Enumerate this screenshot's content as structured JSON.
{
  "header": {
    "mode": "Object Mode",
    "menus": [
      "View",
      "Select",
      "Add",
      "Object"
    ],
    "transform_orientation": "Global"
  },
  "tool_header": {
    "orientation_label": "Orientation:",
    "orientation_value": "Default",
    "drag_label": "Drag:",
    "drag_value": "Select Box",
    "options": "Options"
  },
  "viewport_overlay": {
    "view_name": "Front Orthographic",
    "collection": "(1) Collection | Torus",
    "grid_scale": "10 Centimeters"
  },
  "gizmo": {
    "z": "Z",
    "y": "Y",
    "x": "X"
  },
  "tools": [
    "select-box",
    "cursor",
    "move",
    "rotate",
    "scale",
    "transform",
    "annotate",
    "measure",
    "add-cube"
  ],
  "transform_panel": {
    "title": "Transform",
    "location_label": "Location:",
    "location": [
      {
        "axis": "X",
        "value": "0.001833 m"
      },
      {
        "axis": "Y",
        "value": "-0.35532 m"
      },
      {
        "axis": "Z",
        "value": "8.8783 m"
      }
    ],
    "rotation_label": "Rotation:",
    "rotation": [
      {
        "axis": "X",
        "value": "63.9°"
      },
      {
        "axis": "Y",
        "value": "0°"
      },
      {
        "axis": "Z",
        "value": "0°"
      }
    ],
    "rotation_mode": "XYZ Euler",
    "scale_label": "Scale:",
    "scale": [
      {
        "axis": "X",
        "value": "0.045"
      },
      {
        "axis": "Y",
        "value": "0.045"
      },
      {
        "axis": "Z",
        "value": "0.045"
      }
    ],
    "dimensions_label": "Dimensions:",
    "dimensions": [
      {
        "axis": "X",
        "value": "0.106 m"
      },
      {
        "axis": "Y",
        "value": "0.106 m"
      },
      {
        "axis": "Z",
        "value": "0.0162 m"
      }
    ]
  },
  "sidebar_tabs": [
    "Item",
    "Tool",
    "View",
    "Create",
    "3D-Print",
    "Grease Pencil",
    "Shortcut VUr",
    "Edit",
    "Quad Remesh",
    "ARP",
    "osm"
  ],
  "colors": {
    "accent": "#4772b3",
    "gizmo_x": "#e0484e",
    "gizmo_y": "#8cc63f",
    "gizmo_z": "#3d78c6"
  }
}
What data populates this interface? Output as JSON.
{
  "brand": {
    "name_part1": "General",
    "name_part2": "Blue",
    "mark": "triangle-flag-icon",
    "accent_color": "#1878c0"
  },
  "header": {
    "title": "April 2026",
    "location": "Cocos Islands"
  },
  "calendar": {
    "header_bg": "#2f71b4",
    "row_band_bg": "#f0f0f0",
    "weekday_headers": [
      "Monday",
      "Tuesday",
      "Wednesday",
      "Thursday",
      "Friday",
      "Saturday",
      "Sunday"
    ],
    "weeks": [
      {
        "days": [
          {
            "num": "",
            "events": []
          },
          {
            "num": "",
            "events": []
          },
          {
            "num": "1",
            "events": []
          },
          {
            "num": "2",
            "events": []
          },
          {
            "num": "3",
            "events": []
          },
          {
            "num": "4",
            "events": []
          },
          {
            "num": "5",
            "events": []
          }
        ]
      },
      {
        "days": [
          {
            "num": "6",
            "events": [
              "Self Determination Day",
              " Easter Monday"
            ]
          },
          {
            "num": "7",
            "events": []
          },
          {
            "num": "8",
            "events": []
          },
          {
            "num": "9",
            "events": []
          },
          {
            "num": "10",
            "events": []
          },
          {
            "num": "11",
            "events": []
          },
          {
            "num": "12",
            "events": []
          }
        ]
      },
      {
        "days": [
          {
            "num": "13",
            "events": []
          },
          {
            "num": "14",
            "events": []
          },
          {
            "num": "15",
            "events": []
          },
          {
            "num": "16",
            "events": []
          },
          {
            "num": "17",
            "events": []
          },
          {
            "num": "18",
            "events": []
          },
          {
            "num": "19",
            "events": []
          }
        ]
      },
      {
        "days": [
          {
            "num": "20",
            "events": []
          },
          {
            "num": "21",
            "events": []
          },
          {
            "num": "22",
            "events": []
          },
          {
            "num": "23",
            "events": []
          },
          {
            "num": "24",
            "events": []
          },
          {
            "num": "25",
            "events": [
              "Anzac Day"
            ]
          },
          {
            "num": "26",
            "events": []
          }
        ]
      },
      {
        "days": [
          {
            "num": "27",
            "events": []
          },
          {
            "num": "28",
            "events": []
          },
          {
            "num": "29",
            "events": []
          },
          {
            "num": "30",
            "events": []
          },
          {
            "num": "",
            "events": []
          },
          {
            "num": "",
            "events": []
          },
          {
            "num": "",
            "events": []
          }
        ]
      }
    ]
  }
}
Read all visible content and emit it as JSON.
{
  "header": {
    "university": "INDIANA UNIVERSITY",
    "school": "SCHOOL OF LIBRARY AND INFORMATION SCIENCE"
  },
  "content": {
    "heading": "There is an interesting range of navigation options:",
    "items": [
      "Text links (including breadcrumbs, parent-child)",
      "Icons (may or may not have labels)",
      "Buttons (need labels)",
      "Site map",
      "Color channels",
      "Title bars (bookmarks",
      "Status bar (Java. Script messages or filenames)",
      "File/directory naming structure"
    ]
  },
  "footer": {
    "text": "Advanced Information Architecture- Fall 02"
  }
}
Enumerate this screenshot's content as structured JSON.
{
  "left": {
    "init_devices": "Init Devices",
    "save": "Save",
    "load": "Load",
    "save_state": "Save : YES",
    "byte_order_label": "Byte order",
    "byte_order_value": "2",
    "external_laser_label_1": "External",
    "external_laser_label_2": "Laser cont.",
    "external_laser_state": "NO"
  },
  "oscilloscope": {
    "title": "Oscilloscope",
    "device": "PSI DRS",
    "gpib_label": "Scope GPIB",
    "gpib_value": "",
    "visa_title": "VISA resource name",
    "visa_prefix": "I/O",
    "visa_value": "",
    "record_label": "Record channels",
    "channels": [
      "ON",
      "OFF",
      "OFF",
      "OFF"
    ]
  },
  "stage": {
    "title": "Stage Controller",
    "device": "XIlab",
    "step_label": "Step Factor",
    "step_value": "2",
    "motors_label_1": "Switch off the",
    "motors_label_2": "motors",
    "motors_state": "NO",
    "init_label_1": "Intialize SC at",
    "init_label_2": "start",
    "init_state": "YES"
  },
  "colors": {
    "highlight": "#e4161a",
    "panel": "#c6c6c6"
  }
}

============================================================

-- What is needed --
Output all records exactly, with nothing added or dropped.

-- Result for this task --
Enumerate this screenshot's content as structured JSON.
{
  "header": {
    "mode": "Object Mode",
    "menus": [
      "View",
      "Select",
      "Add",
      "Object"
    ],
    "transform_orientation": "Global"
  },
  "tool_header": {
    "orientation_label": "Orientation:",
    "orientation_value": "Default",
    "drag_label": "Drag:",
    "drag_value": "Select Box",
    "options": "Options"
  },
  "viewport_overlay": {
    "view_name": "Front Orthographic",
    "collection": "(1) Collection | Torus",
    "grid_scale": "10 Centimeters"
  },
  "gizmo": {
    "z": "Z",
    "y": "Y",
    "x": "X"
  },
  "tools": [
    "select-box",
    "cursor",
    "move",
    "rotate",
    "scale",
    "transform",
    "annotate",
    "measure",
    "add-cube"
  ],
  "transform_panel": {
    "title": "Transform",
    "location_label": "Location:",
    "location": [
      {
        "axis": "X",
        "value": "0.001833 m"
      },
      {
        "axis": "Y",
        "value": "-0.35532 m"
      },
      {
        "axis": "Z",
        "value": "8.8783 m"
      }
    ],
    "rotation_label": "Rotation:",
    "rotation": [
      {
        "axis": "X",
        "value": "63.9°"
      },
      {
        "axis": "Y",
        "value": "0°"
      },
      {
        "axis": "Z",
        "value": "0°"
      }
    ],
    "rotation_mode": "XYZ Euler",
    "scale_label": "Scale:",
    "scale": [
      {
        "axis": "X",
        "value": "0.045"
      },
      {
        "axis": "Y",
        "value": "0.045"
      },
      {
        "axis": "Z",
        "value": "0.045"
      }
    ],
    "dimensions_label": "Dimensions:",
    "dimensions": [
      {
        "axis": "X",
        "value": "0.106 m"
      },
      {
        "axis": "Y",
        "value": "0.106 m"
      },
      {
        "axis": "Z",
        "value": "0.0162 m"
      }
    ]
  },
  "sidebar_tabs": [
    "Item",
    "Tool",
    "View",
    "Create",
    "3D-Print",
    "Grease Pencil",
    "Shortcut VUr",
    "Edit",
    "Quad Remesh",
    "ARP",
    "osm"
  ],
  "colors": {
    "accent": "#4772b3",
    "gizmo_x": "#e0484e",
    "gizmo_y": "#8cc63f",
    "gizmo_z": "#3d78c6"
  }
}
What data populates this interface? Output as JSON.
{
  "brand": {
    "name_part1": "General",
    "name_part2": "Blue",
    "mark": "triangle-flag-icon",
    "accent_color": "#1878c0"
  },
  "header": {
    "title": "April 2026",
    "location": "Cocos Islands"
  },
  "calendar": {
    "header_bg": "#2f71b4",
    "row_band_bg": "#f0f0f0",
    "weekday_headers": [
      "Monday",
      "Tuesday",
      "Wednesday",
      "Thursday",
      "Friday",
      "Saturday",
      "Sunday"
    ],
    "weeks": [
      {
        "days": [
          {
            "num": "",
            "events": []
          },
          {
            "num": "",
            "events": []
          },
          {
            "num": "1",
            "events": []
          },
          {
            "num": "2",
            "events": []
          },
          {
            "num": "3",
            "events": []
          },
          {
            "num": "4",
            "events": []
          },
          {
            "num": "5",
            "events": []
          }
        ]
      },
      {
        "days": [
          {
            "num": "6",
            "events": [
              "Self Determination Day",
              " Easter Monday"
            ]
          },
          {
            "num": "7",
            "events": []
          },
          {
            "num": "8",
            "events": []
          },
          {
            "num": "9",
            "events": []
          },
          {
            "num": "10",
            "events": []
          },
          {
            "num": "11",
            "events": []
          },
          {
            "num": "12",
            "events": []
          }
        ]
      },
      {
        "days": [
          {
            "num": "13",
            "events": []
          },
          {
            "num": "14",
            "events": []
          },
          {
            "num": "15",
            "events": []
          },
          {
            "num": "16",
            "events": []
          },
          {
            "num": "17",
            "events": []
          },
          {
            "num": "18",
            "events": []
          },
          {
            "num": "19",
            "events": []
          }
        ]
      },
      {
        "days": [
          {
            "num": "20",
            "events": []
          },
          {
            "num": "21",
            "events": []
          },
          {
            "num": "22",
            "events": []
          },
          {
            "num": "23",
            "events": []
          },
          {
            "num": "24",
            "events": []
          },
          {
            "num": "25",
            "events": [
              "Anzac Day"
            ]
          },
          {
            "num": "26",
            "events": []
          }
        ]
      },
      {
        "days": [
          {
            "num": "27",
            "events": []
          },
          {
            "num": "28",
            "events": []
          },
          {
            "num": "29",
            "events": []
          },
          {
            "num": "30",
            "events": []
          },
          {
            "num": "",
            "events": []
          },
          {
            "num": "",
            "events": []
          },
          {
            "num": "",
            "events": []
          }
        ]
      }
    ]
  }
}
Read all visible content and emit it as JSON.
{
  "header": {
    "university": "INDIANA UNIVERSITY",
    "school": "SCHOOL OF LIBRARY AND INFORMATION SCIENCE"
  },
  "content": {
    "heading": "There is an interesting range of navigation options:",
    "items": [
      "Text links (including breadcrumbs, parent-child)",
      "Icons (may or may not have labels)",
      "Buttons (need labels)",
      "Site map",
      "Color channels",
      "Title bars (bookmarks",
      "Status bar (Java. Script messages or filenames)",
      "File/directory naming structure"
    ]
  },
  "footer": {
    "text": "Advanced Information Architecture- Fall 02"
  }
}
Enumerate this screenshot's content as structured JSON.
{
  "left": {
    "init_devices": "Init Devices",
    "save": "Save",
    "load": "Load",
    "save_state": "Save : YES",
    "byte_order_label": "Byte order",
    "byte_order_value": "2",
    "external_laser_label_1": "External",
    "external_laser_label_2": "Laser cont.",
    "external_laser_state": "NO"
  },
  "oscilloscope": {
    "title": "Oscilloscope",
    "device": "PSI DRS",
    "gpib_label": "Scope GPIB",
    "gpib_value": "",
    "visa_title": "VISA resource name",
    "visa_prefix": "I/O",
    "visa_value": "",
    "record_label": "Record channels",
    "channels": [
      "ON",
      "OFF",
      "OFF",
      "OFF"
    ]
  },
  "stage": {
    "title": "Stage Controller",
    "device": "XIlab",
    "step_label": "Step Factor",
    "step_value": "2",
    "motors_label_1": "Switch off the",
    "motors_label_2": "motors",
    "motors_state": "NO",
    "init_label_1": "Intialize SC at",
    "init_label_2": "start",
    "init_state": "YES"
  },
  "colors": {
    "highlight": "#e4161a",
    "panel": "#c6c6c6"
  }
}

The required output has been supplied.